We at tuja wellness like to talk about all aspects of health. We want you to be healthy, the environment to be healthy and your loved ones to be healthy. Yet we’ve only scratched surface on sexual health.
Perhaps this is because we feel that we have to italicize or air quote the word. We “know” a lot about sex, but who are our sources?
Jessica O’Reilly, sexologist, knows that in the age of “too much information” there’s a lot of misinformation. This former high school teacher has taken hundreds of steps beyond sex ed and has a platform to not only make sex enjoyable, but also healthy and informed.
Wipe that blush off your face. Let’s talk sex:
How did you make the change from teacher to sexologist?
I saw the cost of a sex education system that leaves gaps for the students to fill in and that isn’t as relevant as students require it to be. I saw the direct consequences of that: students not knowing where to go for birth control/contraception and not knowing what to do when they contracted an STI. Most importantly, they didn’t know how to engage in and negotiate healthy relationships. So I decided to go back to school and do research in the area of teacher training. I stumbled into the field of sexology. I didn’t even know sexology was a word!
What does a day in the life of a sexologist look like?
Every day is so different! I have a show for Playboy TV so I can be out in LA working on set. I could be at home all alone writing away. I could be out doing book signings. The bulk of my job involves speaking engagements. Every week and every day is so different!
What are some common misunderstandings in the sexual health realm?
People have more information at their fingertips than they have ever had. What we don’t have is the context to interpret that information. The information is out there, but it’s not always accurate. Unmonitored message boards can sometimes do more harm than good. Young people are pretty misinformed about HIV/AIDS. Many feel that there is a full cure or that it isn’t very serious.
Is there anything that remains taboo today?

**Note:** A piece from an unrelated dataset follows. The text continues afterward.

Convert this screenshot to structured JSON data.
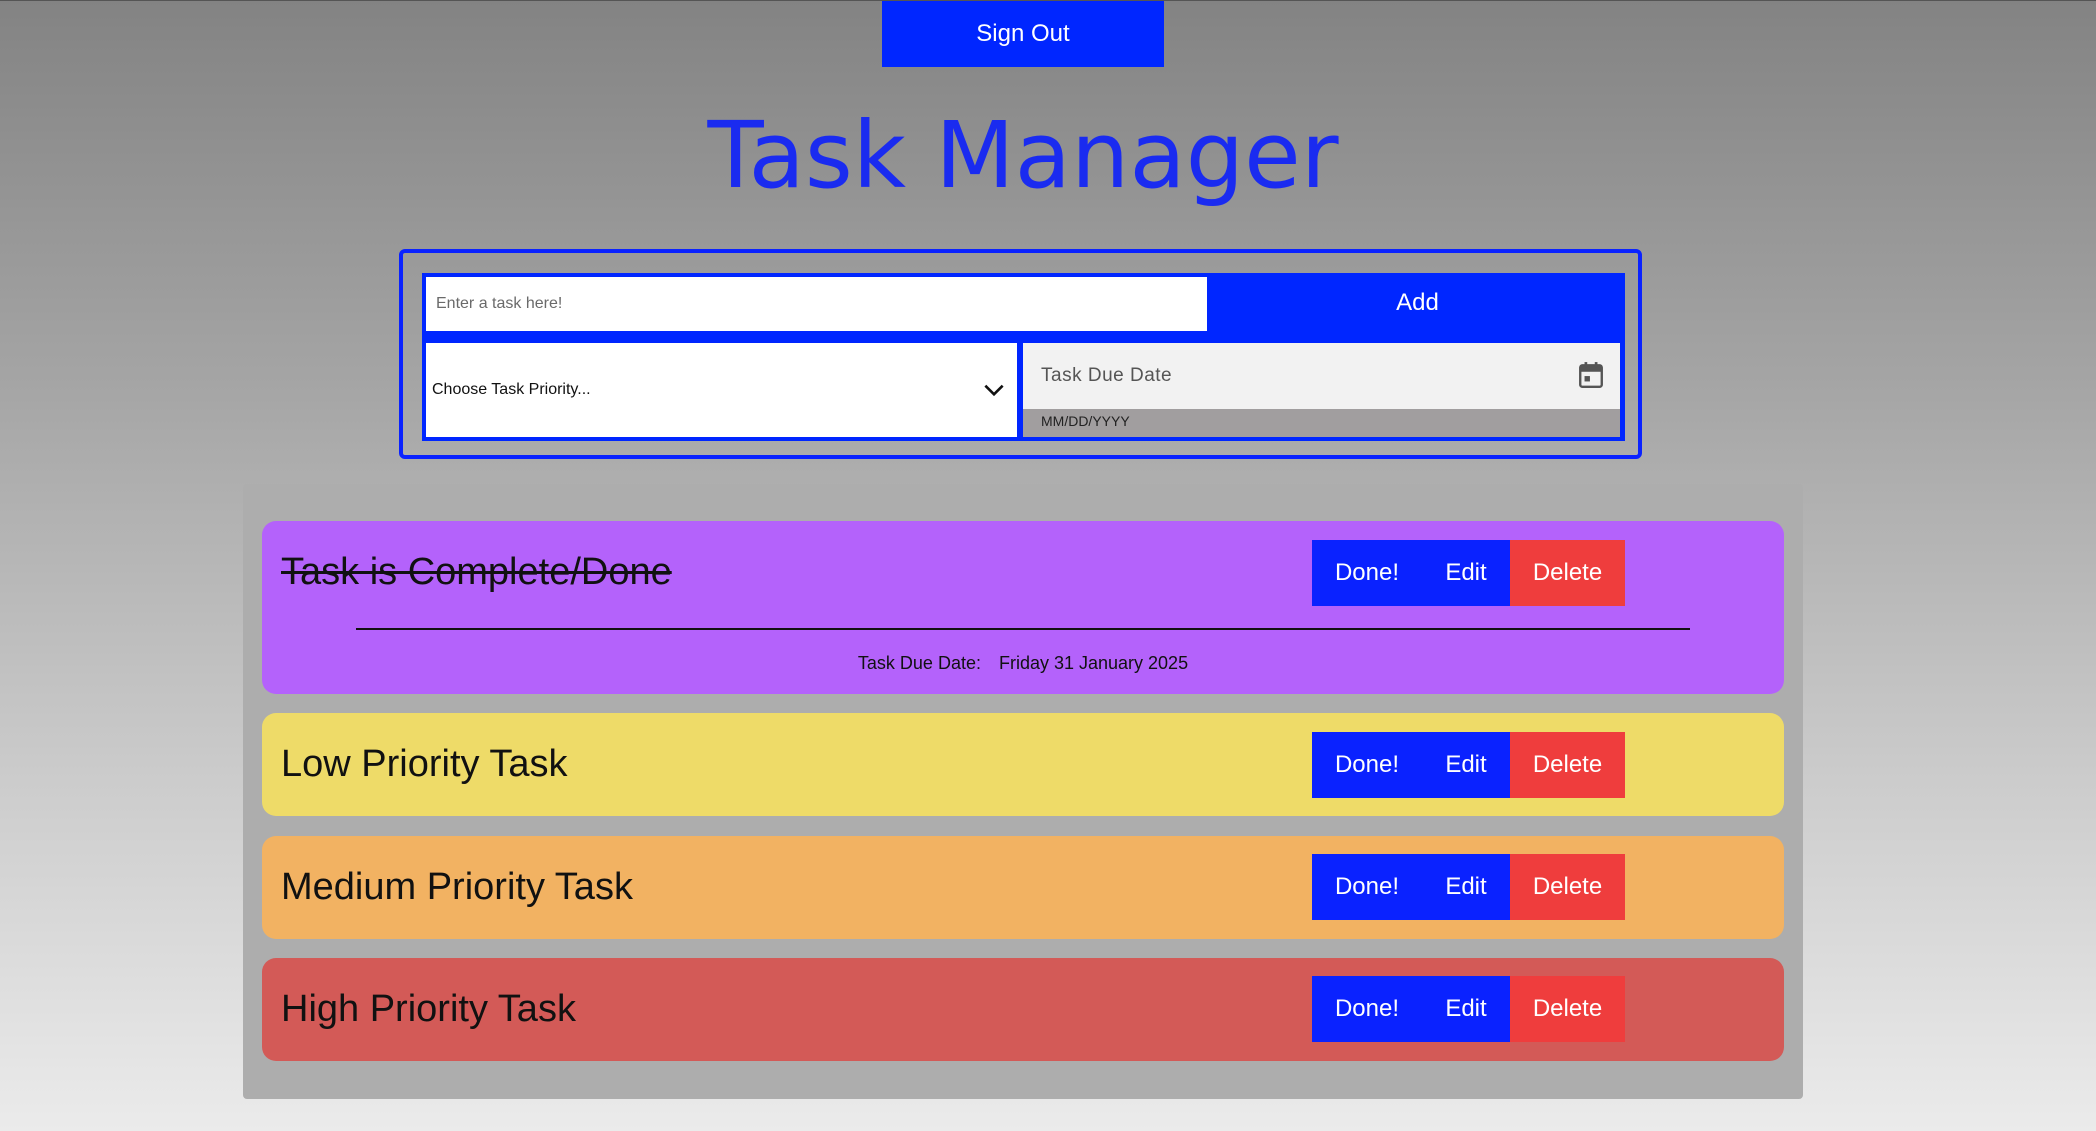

We are more willing to talk about things than we used to be, but we are still narrow-minded when it comes to sex. We are still irrational. We see things through our very limited lens and when we’re not into something we label it as strange or kinky or unhealthy. A lot of sexual judgment is rooted in sexual stereotypes. We’re still seeing sexist double standards. A lot of challenges that people face in relationships are breaking away from gender stereotypes. The idea of what a man is and what a woman is and how we desire sex differently. In many cases, men and women can be much the same!
Speaking of men and women: how does your husband feel about being married to a sexologist?
We’re both entrepreneurs who support each other in business. I put pressure on myself sometimes when faced with the challenge of knowing the theory and knowing what I should say, but not always being able to apply it when emotions run high. It can be a little complex. We benefit from the fact that I am learning on a daily basis, but sometimes I can’t put it into practice. Sometimes I know what I should do but I suck at it because I’m human. People should know that. Having the information isn’t always enough when you are talking about such an intense and emotional subject. Sometimes you fail and we all struggle.
That’s a relief to hear you say that. It takes the pressure off of the rest of us!
It’s been an interesting journey! This is not at all where I thought I would end up.
All the good things in life seem to be that way. Watch for Jessica at TEDx in Vancouver this October.